>>
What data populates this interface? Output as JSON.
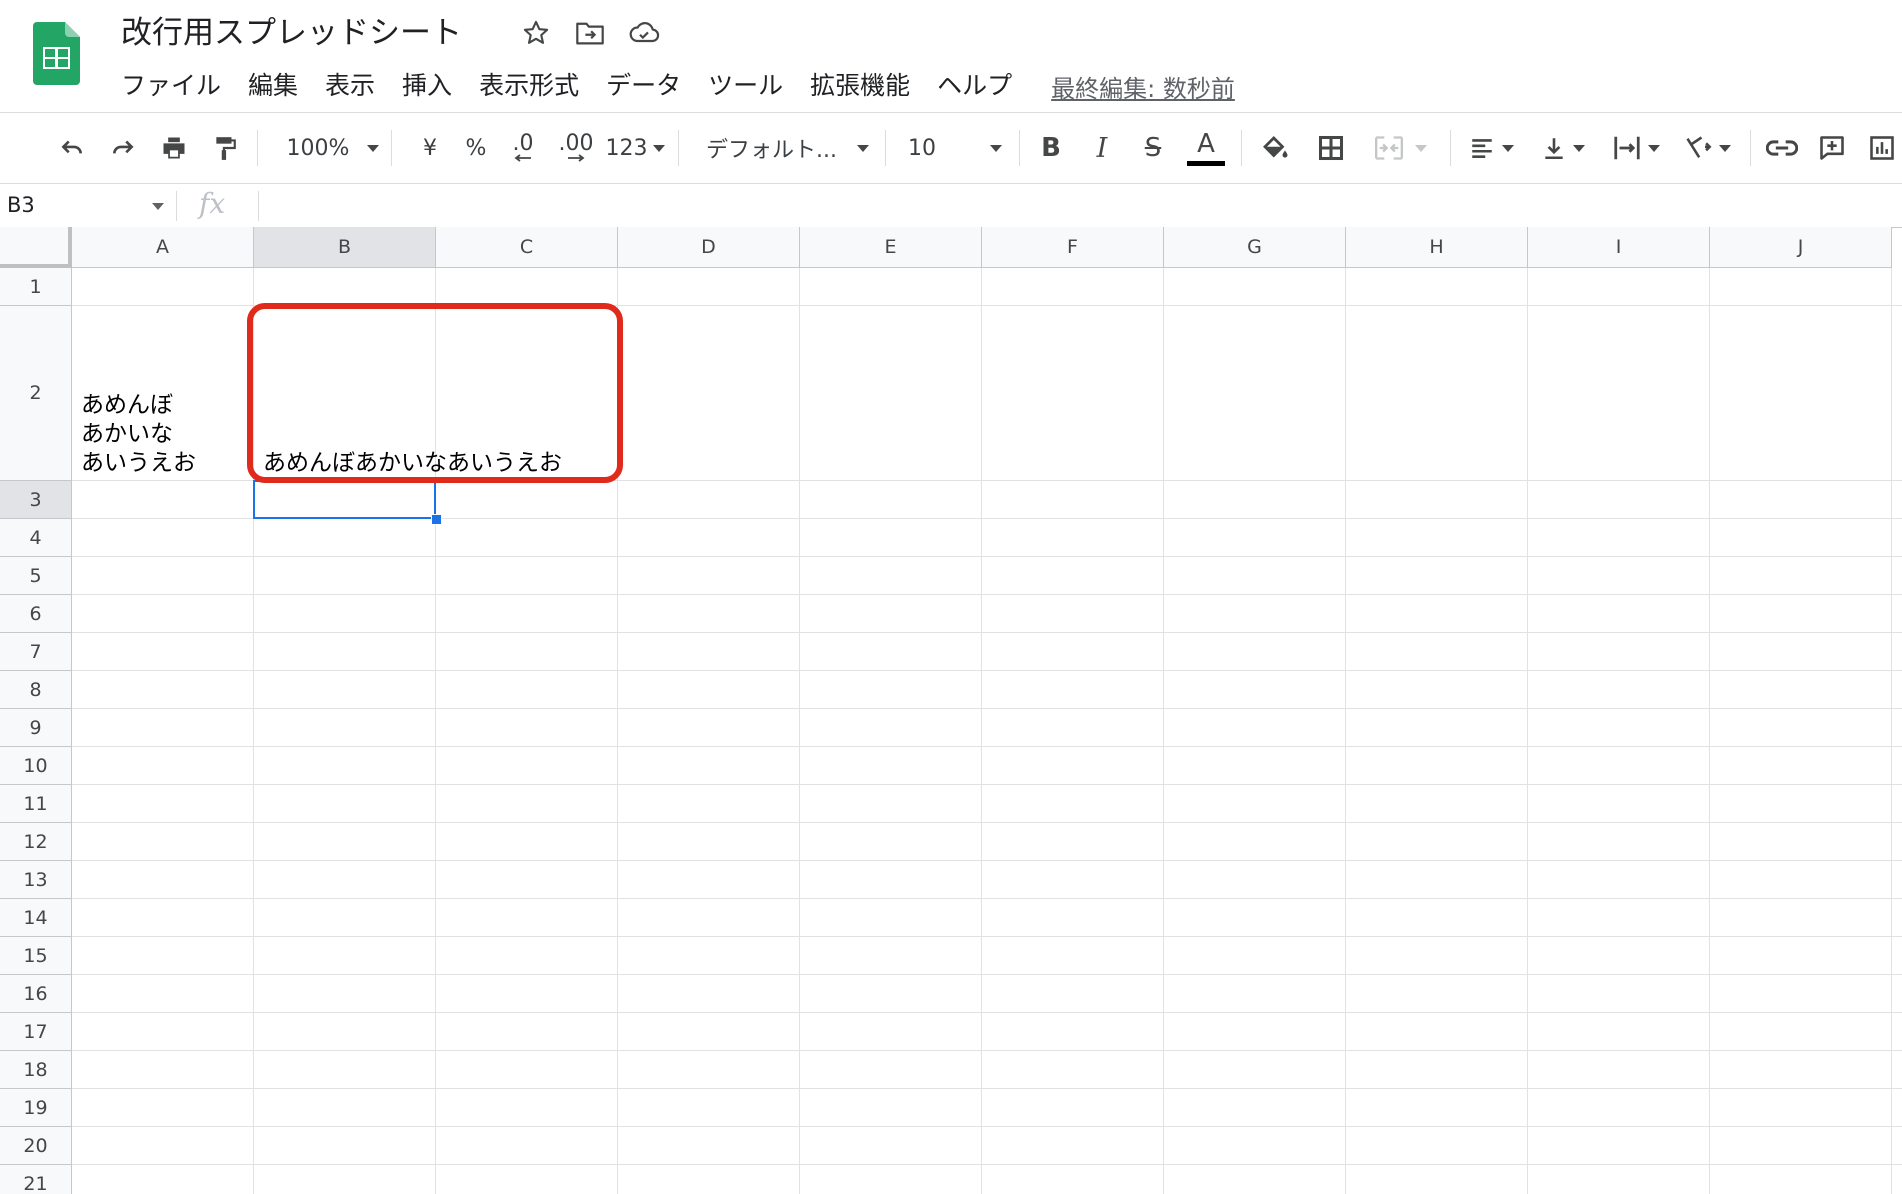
{
  "app": {
    "logo_icon": "google-sheets-logo-icon",
    "brand_color": "#23a566"
  },
  "document": {
    "title": "改行用スプレッドシート"
  },
  "title_icons": [
    "star-icon",
    "move-to-folder-icon",
    "cloud-saved-icon"
  ],
  "menu": [
    {
      "label": "ファイル"
    },
    {
      "label": "編集"
    },
    {
      "label": "表示"
    },
    {
      "label": "挿入"
    },
    {
      "label": "表示形式"
    },
    {
      "label": "データ"
    },
    {
      "label": "ツール"
    },
    {
      "label": "拡張機能"
    },
    {
      "label": "ヘルプ"
    }
  ],
  "last_edit": "最終編集: 数秒前",
  "toolbar": {
    "zoom": "100%",
    "currency": "¥",
    "percent": "%",
    "decrease_decimal": ".0",
    "increase_decimal": ".00",
    "more_formats": "123",
    "font": "デフォルト...",
    "font_size": "10",
    "bold": "B",
    "italic": "I",
    "strike": "S",
    "text_color": "A",
    "text_color_value": "#000000"
  },
  "formula_bar": {
    "name_box": "B3",
    "fx_label": "fx",
    "formula": ""
  },
  "grid": {
    "columns": [
      "A",
      "B",
      "C",
      "D",
      "E",
      "F",
      "G",
      "H",
      "I",
      "J"
    ],
    "rows": [
      "1",
      "2",
      "3",
      "4",
      "5",
      "6",
      "7",
      "8",
      "9",
      "10",
      "11",
      "12",
      "13",
      "14",
      "15",
      "16",
      "17",
      "18",
      "19",
      "20",
      "21"
    ],
    "active_column": "B",
    "active_row": "3",
    "selected_cell": "B3",
    "cells": {
      "A2": "あめんぼ\nあかいな\nあいうえお",
      "B2": "あめんぼあかいなあいうえお"
    },
    "selection_color": "#1a73e8",
    "annotation_color": "#e02a1b"
  }
}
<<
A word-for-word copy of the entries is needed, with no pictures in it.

What data populates this interface? Output as JSON.
{
  "app": {
    "logo_icon": "google-sheets-logo-icon",
    "brand_color": "#23a566"
  },
  "document": {
    "title": "改行用スプレッドシート"
  },
  "title_icons": [
    "star-icon",
    "move-to-folder-icon",
    "cloud-saved-icon"
  ],
  "menu": [
    {
      "label": "ファイル"
    },
    {
      "label": "編集"
    },
    {
      "label": "表示"
    },
    {
      "label": "挿入"
    },
    {
      "label": "表示形式"
    },
    {
      "label": "データ"
    },
    {
      "label": "ツール"
    },
    {
      "label": "拡張機能"
    },
    {
      "label": "ヘルプ"
    }
  ],
  "last_edit": "最終編集: 数秒前",
  "toolbar": {
    "zoom": "100%",
    "currency": "¥",
    "percent": "%",
    "decrease_decimal": ".0",
    "increase_decimal": ".00",
    "more_formats": "123",
    "font": "デフォルト...",
    "font_size": "10",
    "bold": "B",
    "italic": "I",
    "strike": "S",
    "text_color": "A",
    "text_color_value": "#000000"
  },
  "formula_bar": {
    "name_box": "B3",
    "fx_label": "fx",
    "formula": ""
  },
  "grid": {
    "columns": [
      "A",
      "B",
      "C",
      "D",
      "E",
      "F",
      "G",
      "H",
      "I",
      "J"
    ],
    "rows": [
      "1",
      "2",
      "3",
      "4",
      "5",
      "6",
      "7",
      "8",
      "9",
      "10",
      "11",
      "12",
      "13",
      "14",
      "15",
      "16",
      "17",
      "18",
      "19",
      "20",
      "21"
    ],
    "active_column": "B",
    "active_row": "3",
    "selected_cell": "B3",
    "cells": {
      "A2": "あめんぼ\nあかいな\nあいうえお",
      "B2": "あめんぼあかいなあいうえお"
    },
    "selection_color": "#1a73e8",
    "annotation_color": "#e02a1b"
  }
}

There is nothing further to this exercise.